#### YOUR OBJECTIVE
Scan the entries and state how many lines contain "What". Write no other text.

SOURCE MATERIAL section start

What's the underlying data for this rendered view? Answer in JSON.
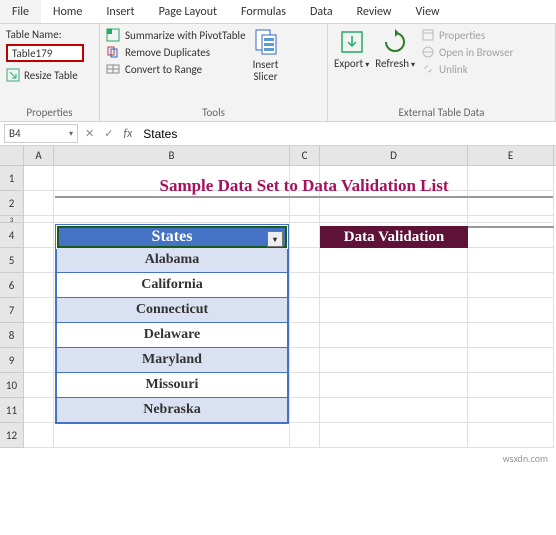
{
  "menu": [
    "File",
    "Home",
    "Insert",
    "Page Layout",
    "Formulas",
    "Data",
    "Review",
    "View"
  ],
  "ribbon": {
    "properties": {
      "table_name_label": "Table Name:",
      "table_name_value": "Table179",
      "resize": "Resize Table",
      "group": "Properties"
    },
    "tools": {
      "summarize": "Summarize with PivotTable",
      "remove_dup": "Remove Duplicates",
      "convert": "Convert to Range",
      "slicer1": "Insert",
      "slicer2": "Slicer",
      "group": "Tools"
    },
    "external": {
      "export": "Export",
      "refresh": "Refresh",
      "props": "Properties",
      "browser": "Open in Browser",
      "unlink": "Unlink",
      "group": "External Table Data"
    }
  },
  "namebox": "B4",
  "formula_value": "States",
  "colheads": [
    "A",
    "B",
    "C",
    "D",
    "E"
  ],
  "rowheads": [
    "1",
    "2",
    "3",
    "4",
    "5",
    "6",
    "7",
    "8",
    "9",
    "10",
    "11",
    "12"
  ],
  "sheet": {
    "title": "Sample Data Set to Data Validation List",
    "table_header": "States",
    "rows": [
      "Alabama",
      "California",
      "Connecticut",
      "Delaware",
      "Maryland",
      "Missouri",
      "Nebraska"
    ],
    "dv_label": "Data Validation"
  },
  "watermark": "wsxdn.com"
}
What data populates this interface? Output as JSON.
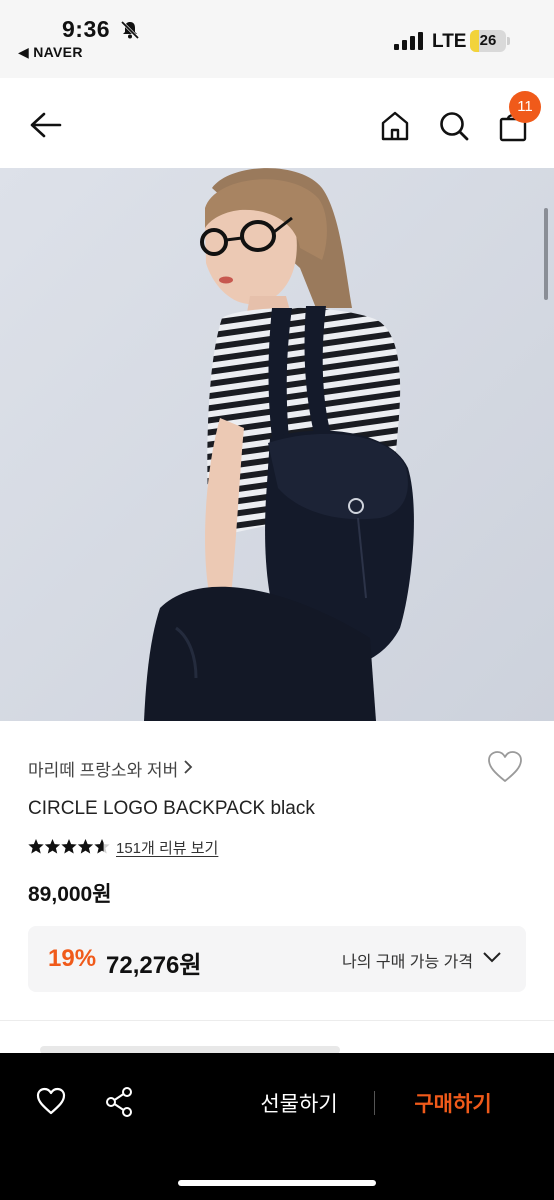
{
  "status_bar": {
    "time": "9:36",
    "back_app": "◀ NAVER",
    "network": "LTE",
    "battery_level": "26",
    "battery_fraction": 0.26
  },
  "header": {
    "icons": [
      "back-arrow-icon",
      "home-icon",
      "search-icon",
      "cart-icon"
    ],
    "cart_count": "11"
  },
  "product": {
    "brand": "마리떼 프랑소와 저버",
    "name": "CIRCLE LOGO BACKPACK black",
    "rating": 4.6,
    "review_link": "151개 리뷰 보기",
    "original_price": "89,000원",
    "discount_rate": "19%",
    "sale_price": "72,276원",
    "my_price_label": "나의 구매 가능 가격"
  },
  "bottom_bar": {
    "gift_label": "선물하기",
    "buy_label": "구매하기"
  },
  "colors": {
    "accent": "#f05a1a",
    "bottom_bar_bg": "#000000",
    "price_box_bg": "#f5f5f6"
  }
}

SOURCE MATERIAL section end

#### TASK RESPONSE
2